This experience has led me to wonder if this kind of task-based, cloud-based work can ever be a substitute for a more traditional full- or part-time job. Studies on work and happiness show that part-time employment can be nearly as rewarding as full-time—but how many hours constitute “part-time” when that work is online? Is home- or online-based work an acceptable substitute for being at a worksite? What skills are actually being developed through work? What is the overall impact of working for multiple, anonymous employers as opposed to a steady employer relationship? These are just a few questions that require further exploration in order to realize the full potential of online work for improving livelihoods—and with support from The Rockefeller Foundation, the World Bank will soon release a study looking at the challenges and opportunities for this emerging part of the labor market.
“This experience has led me to wonder if this kind of task-based, cloud-based work can ever be a substitute for a more traditional full- or part-time job.”
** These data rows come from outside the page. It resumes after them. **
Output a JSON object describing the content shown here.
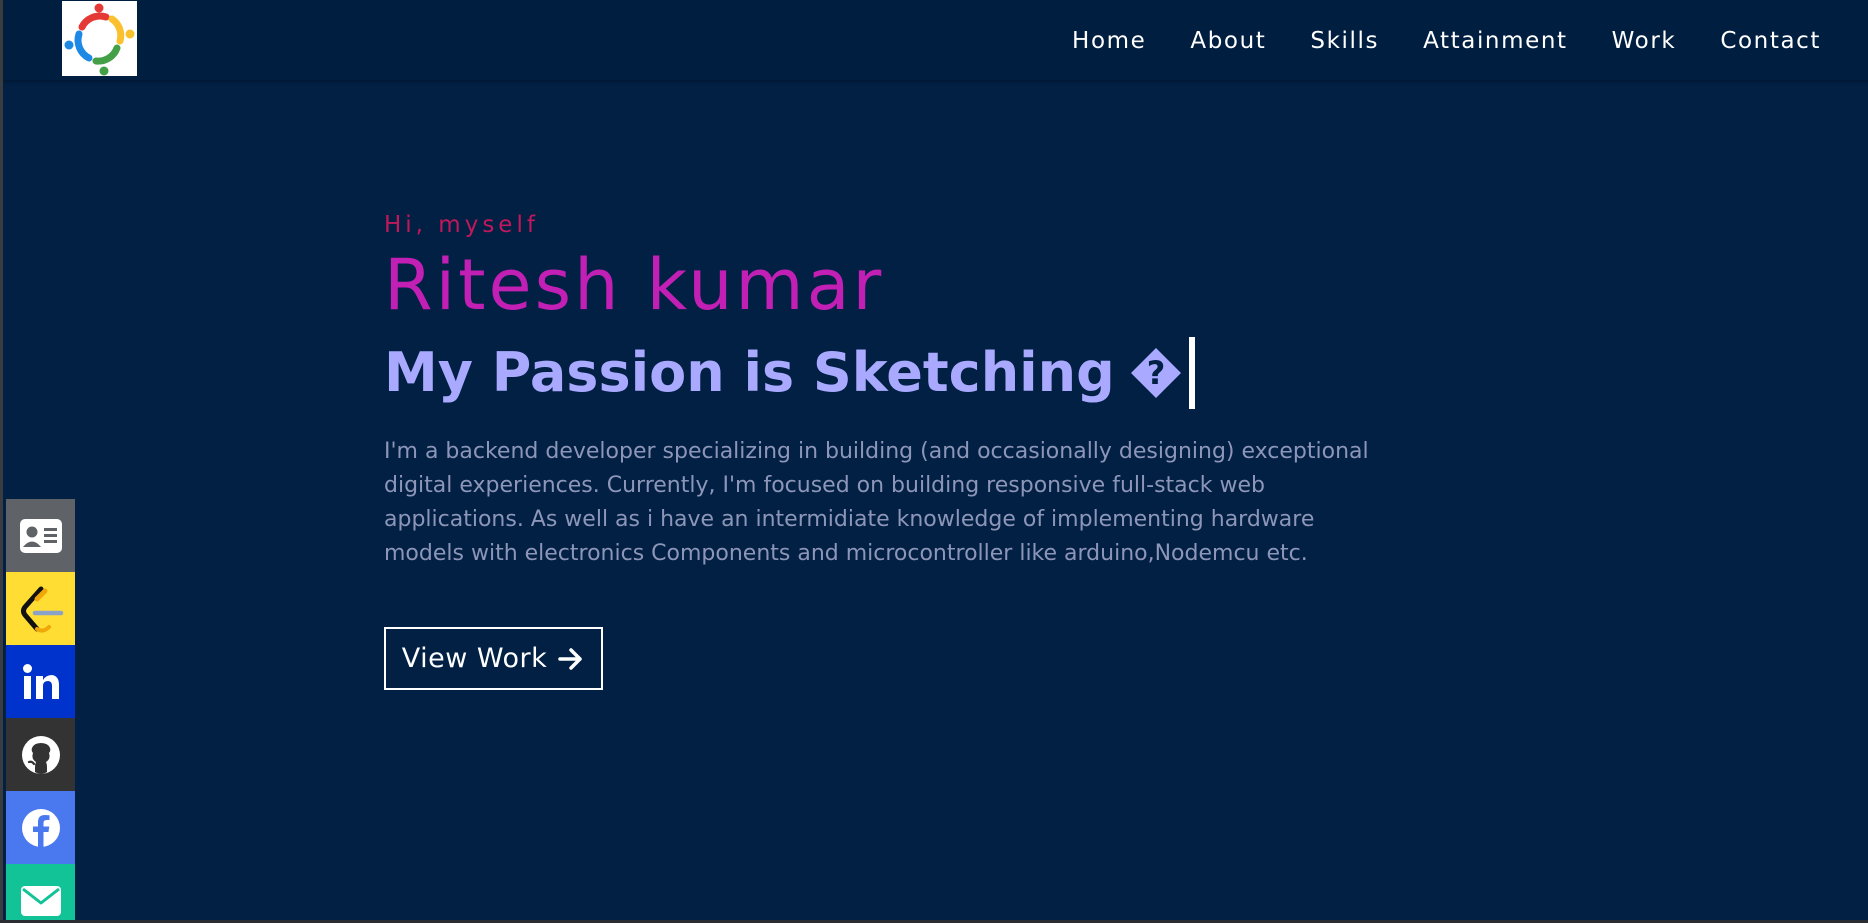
{
  "nav": {
    "links": [
      {
        "label": "Home"
      },
      {
        "label": "About"
      },
      {
        "label": "Skills"
      },
      {
        "label": "Attainment"
      },
      {
        "label": "Work"
      },
      {
        "label": "Contact"
      }
    ]
  },
  "hero": {
    "greeting": "Hi, myself",
    "name": "Ritesh kumar",
    "passion": "My Passion is Sketching",
    "passion_glyph": "?",
    "bio": "I'm a backend developer specializing in building (and occasionally designing) exceptional digital experiences. Currently, I'm focused on building responsive full-stack web applications. As well as i have an intermidiate knowledge of implementing hardware models with electronics Components and microcontroller like arduino,Nodemcu etc.",
    "cta_label": "View Work"
  },
  "social": [
    {
      "icon": "contact-card-icon",
      "color": "#5f6266"
    },
    {
      "icon": "leetcode-icon",
      "color": "#ffdd33"
    },
    {
      "icon": "linkedin-icon",
      "color": "#0033cc"
    },
    {
      "icon": "github-icon",
      "color": "#333333"
    },
    {
      "icon": "facebook-icon",
      "color": "#4a79ef"
    },
    {
      "icon": "mail-icon",
      "color": "#13c398"
    }
  ],
  "colors": {
    "background": "#012044",
    "greeting": "#c2185b",
    "name": "#c21fb4",
    "passion": "#a8a9ff",
    "bio": "#8d96b8"
  }
}
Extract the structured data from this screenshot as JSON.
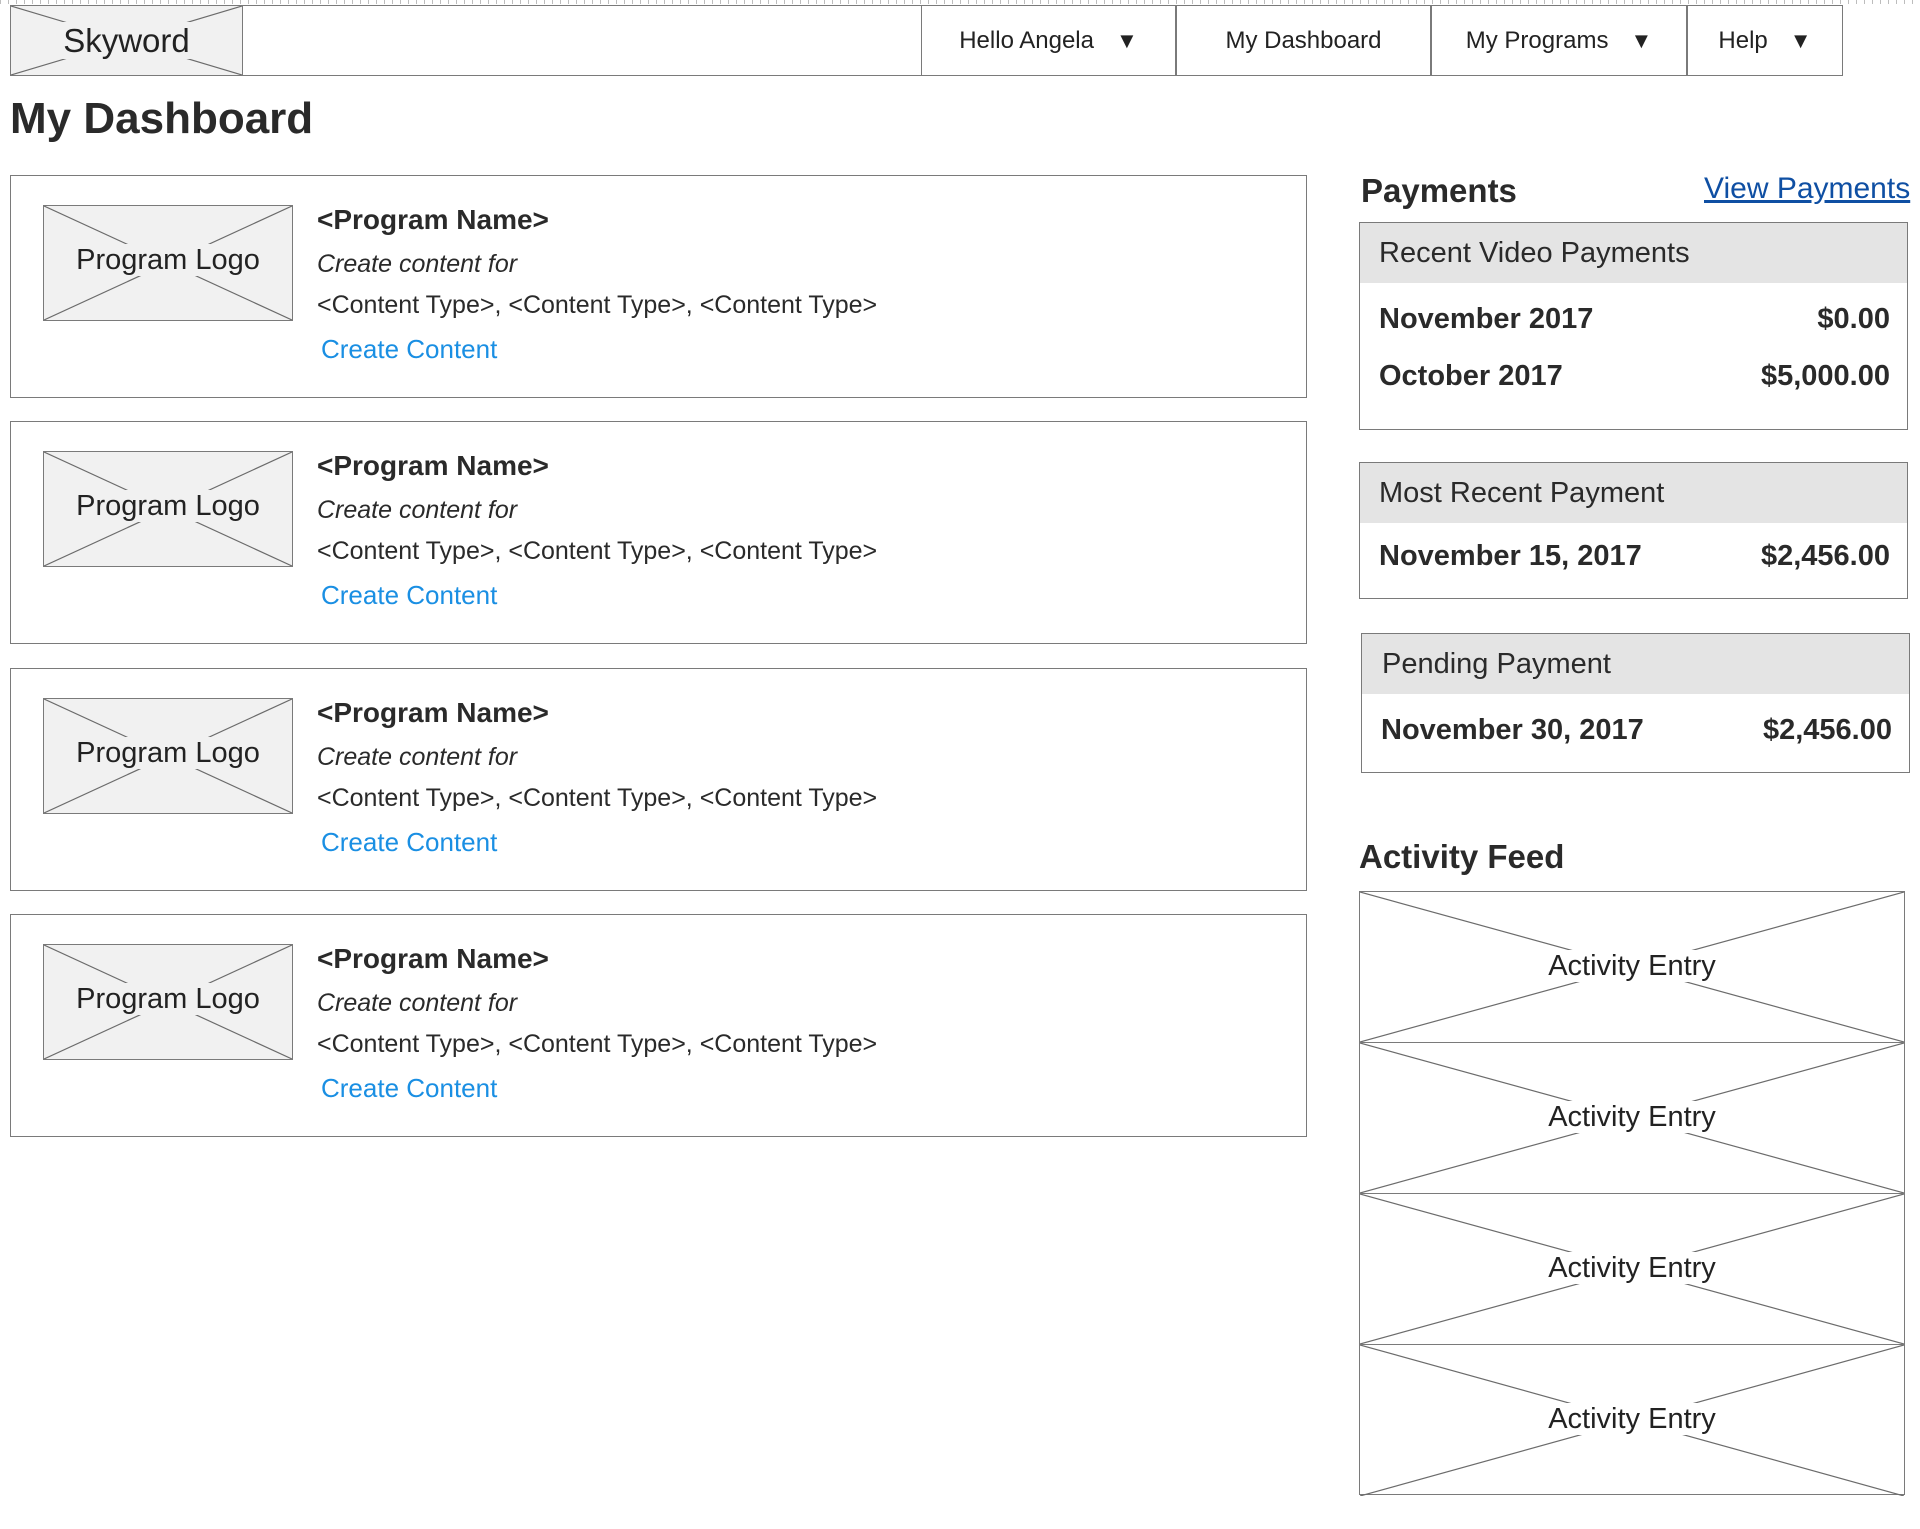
{
  "app": {
    "logo_text": "Skyword"
  },
  "nav": {
    "items": [
      {
        "label": "Hello Angela",
        "has_caret": true
      },
      {
        "label": "My Dashboard",
        "has_caret": false
      },
      {
        "label": "My Programs",
        "has_caret": true
      },
      {
        "label": "Help",
        "has_caret": true
      }
    ],
    "caret_glyph": "▼"
  },
  "page": {
    "title": "My Dashboard"
  },
  "programs": [
    {
      "logo_label": "Program Logo",
      "name": "<Program Name>",
      "subtitle": "Create content for",
      "content_types": "<Content Type>, <Content Type>, <Content Type>",
      "action_label": "Create Content"
    },
    {
      "logo_label": "Program Logo",
      "name": "<Program Name>",
      "subtitle": "Create content for",
      "content_types": "<Content Type>, <Content Type>, <Content Type>",
      "action_label": "Create Content"
    },
    {
      "logo_label": "Program Logo",
      "name": "<Program Name>",
      "subtitle": "Create content for",
      "content_types": "<Content Type>, <Content Type>, <Content Type>",
      "action_label": "Create Content"
    },
    {
      "logo_label": "Program Logo",
      "name": "<Program Name>",
      "subtitle": "Create content for",
      "content_types": "<Content Type>, <Content Type>, <Content Type>",
      "action_label": "Create Content"
    }
  ],
  "payments": {
    "heading": "Payments",
    "view_link": "View Payments",
    "recent_video": {
      "title": "Recent Video Payments",
      "rows": [
        {
          "period": "November 2017",
          "amount": "$0.00"
        },
        {
          "period": "October 2017",
          "amount": "$5,000.00"
        }
      ]
    },
    "most_recent": {
      "title": "Most Recent Payment",
      "date": "November 15, 2017",
      "amount": "$2,456.00"
    },
    "pending": {
      "title": "Pending Payment",
      "date": "November 30, 2017",
      "amount": "$2,456.00"
    }
  },
  "activity": {
    "heading": "Activity Feed",
    "entries": [
      "Activity Entry",
      "Activity Entry",
      "Activity Entry",
      "Activity Entry"
    ]
  },
  "colors": {
    "link_blue": "#1a8fe3",
    "view_link_blue": "#0f4fa3",
    "panel_header_gray": "#e4e4e4",
    "placeholder_gray": "#f1f1f1",
    "border_gray": "#7a7a7a"
  }
}
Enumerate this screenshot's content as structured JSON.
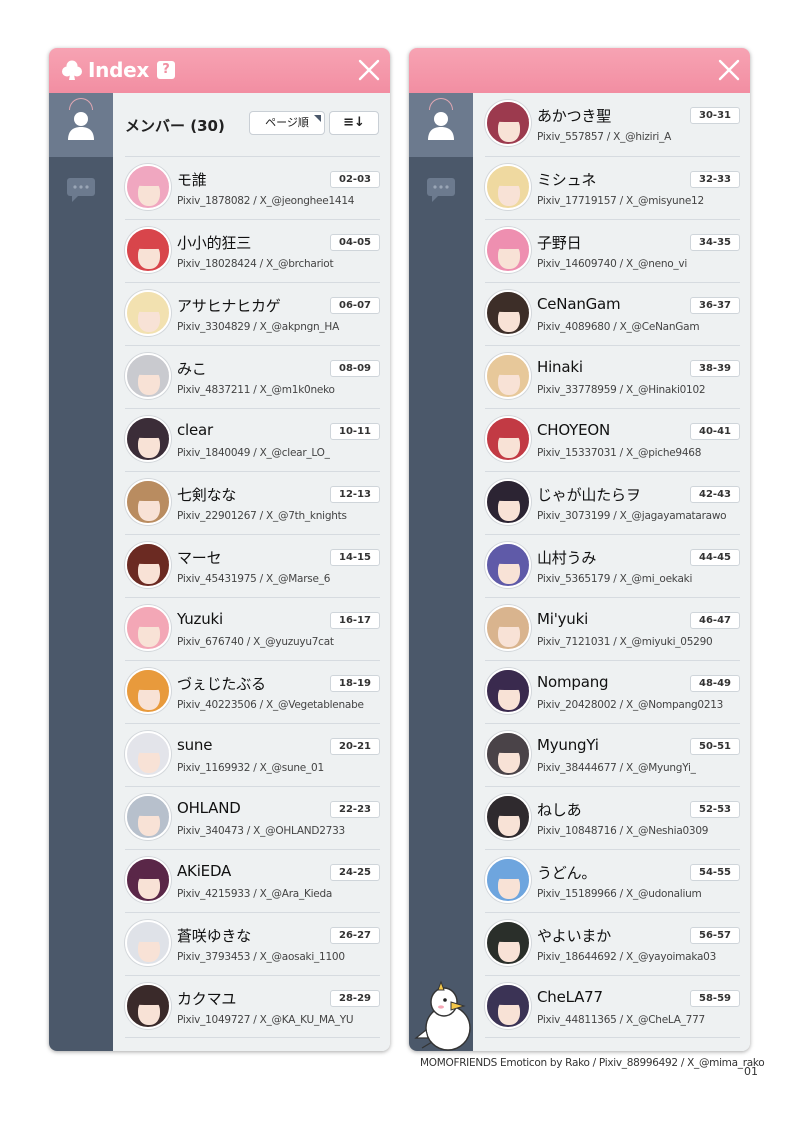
{
  "index_panel": {
    "title": "Index",
    "help_label": "?",
    "members_header": "メンバー (30)",
    "sort_label": "ページ順",
    "order_label": "≡↓",
    "icons": {
      "app": "club-icon",
      "help": "question-icon",
      "close": "close-icon",
      "user": "user-icon",
      "chat": "chat-icon"
    }
  },
  "colors": {
    "titlebar": "#f28ea2",
    "sidebar": "#4b586a",
    "sidebar_active": "#6c7a8e",
    "list_bg": "#eef1f2"
  },
  "members_left": [
    {
      "name": "モ誰",
      "sub": "Pixiv_1878082 / X_@jeonghee1414",
      "pages": "02-03",
      "hair": "#f0a7c0"
    },
    {
      "name": "小小的狂三",
      "sub": "Pixiv_18028424 / X_@brchariot",
      "pages": "04-05",
      "hair": "#d8454b"
    },
    {
      "name": "アサヒナヒカゲ",
      "sub": "Pixiv_3304829 / X_@akpngn_HA",
      "pages": "06-07",
      "hair": "#f2e1b0"
    },
    {
      "name": "みこ",
      "sub": "Pixiv_4837211 / X_@m1k0neko",
      "pages": "08-09",
      "hair": "#c9cacf"
    },
    {
      "name": "clear",
      "sub": "Pixiv_1840049 / X_@clear_LO_",
      "pages": "10-11",
      "hair": "#3b2d38"
    },
    {
      "name": "七剣なな",
      "sub": "Pixiv_22901267 / X_@7th_knights",
      "pages": "12-13",
      "hair": "#b98c60"
    },
    {
      "name": "マーセ",
      "sub": "Pixiv_45431975 / X_@Marse_6",
      "pages": "14-15",
      "hair": "#6b2a22"
    },
    {
      "name": "Yuzuki",
      "sub": "Pixiv_676740 / X_@yuzuyu7cat",
      "pages": "16-17",
      "hair": "#f3a7b6"
    },
    {
      "name": "づぇじたぶる",
      "sub": "Pixiv_40223506 / X_@Vegetablenabe",
      "pages": "18-19",
      "hair": "#e89a3c"
    },
    {
      "name": "sune",
      "sub": "Pixiv_1169932 / X_@sune_01",
      "pages": "20-21",
      "hair": "#e3e4ea"
    },
    {
      "name": "OHLAND",
      "sub": "Pixiv_340473 / X_@OHLAND2733",
      "pages": "22-23",
      "hair": "#b7c0cc"
    },
    {
      "name": "AKiEDA",
      "sub": "Pixiv_4215933 / X_@Ara_Kieda",
      "pages": "24-25",
      "hair": "#5a2748"
    },
    {
      "name": "蒼咲ゆきな",
      "sub": "Pixiv_3793453 / X_@aosaki_1100",
      "pages": "26-27",
      "hair": "#dfe2e8"
    },
    {
      "name": "カクマユ",
      "sub": "Pixiv_1049727 / X_@KA_KU_MA_YU",
      "pages": "28-29",
      "hair": "#3a2a2a"
    }
  ],
  "members_right": [
    {
      "name": "あかつき聖",
      "sub": "Pixiv_557857 / X_@hiziri_A",
      "pages": "30-31",
      "hair": "#9c3a4e"
    },
    {
      "name": "ミシュネ",
      "sub": "Pixiv_17719157 / X_@misyune12",
      "pages": "32-33",
      "hair": "#efd9a0"
    },
    {
      "name": "子野日",
      "sub": "Pixiv_14609740 / X_@neno_vi",
      "pages": "34-35",
      "hair": "#ee8fb0"
    },
    {
      "name": "CeNanGam",
      "sub": "Pixiv_4089680 / X_@CeNanGam",
      "pages": "36-37",
      "hair": "#3d2e28"
    },
    {
      "name": "Hinaki",
      "sub": "Pixiv_33778959 / X_@Hinaki0102",
      "pages": "38-39",
      "hair": "#e7c89a"
    },
    {
      "name": "CHOYEON",
      "sub": "Pixiv_15337031 / X_@piche9468",
      "pages": "40-41",
      "hair": "#c23a44"
    },
    {
      "name": "じゃが山たらヲ",
      "sub": "Pixiv_3073199 / X_@jagayamatarawo",
      "pages": "42-43",
      "hair": "#2c2433"
    },
    {
      "name": "山村うみ",
      "sub": "Pixiv_5365179 / X_@mi_oekaki",
      "pages": "44-45",
      "hair": "#5f5aa8"
    },
    {
      "name": "Mi'yuki",
      "sub": "Pixiv_7121031 / X_@miyuki_05290",
      "pages": "46-47",
      "hair": "#d9b48e"
    },
    {
      "name": "Nompang",
      "sub": "Pixiv_20428002 / X_@Nompang0213",
      "pages": "48-49",
      "hair": "#3a2a4e"
    },
    {
      "name": "MyungYi",
      "sub": "Pixiv_38444677 / X_@MyungYi_",
      "pages": "50-51",
      "hair": "#4a4348"
    },
    {
      "name": "ねしあ",
      "sub": "Pixiv_10848716 / X_@Neshia0309",
      "pages": "52-53",
      "hair": "#2f2a2e"
    },
    {
      "name": "うどん。",
      "sub": "Pixiv_15189966 / X_@udonalium",
      "pages": "54-55",
      "hair": "#6ea5de"
    },
    {
      "name": "やよいまか",
      "sub": "Pixiv_18644692 / X_@yayoimaka03",
      "pages": "56-57",
      "hair": "#2a2f2a"
    },
    {
      "name": "CheLA77",
      "sub": "Pixiv_44811365 / X_@CheLA_777",
      "pages": "58-59",
      "hair": "#3b3355"
    }
  ],
  "credit": "MOMOFRIENDS Emoticon by Rako / Pixiv_88996492 / X_@mima_rako",
  "page_number": "01"
}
The Amazon Mechanical Turk case may prove to be more of an extreme example; other platforms undoubtedly provide more sophisticated work that could build skills and a solid employer-employee relationship with greater levels of engagement. But while many of the benefits of traditional jobs come along more naturally, online work efforts will need to be more deliberate in their design to ensure that people truly benefit from the work experience.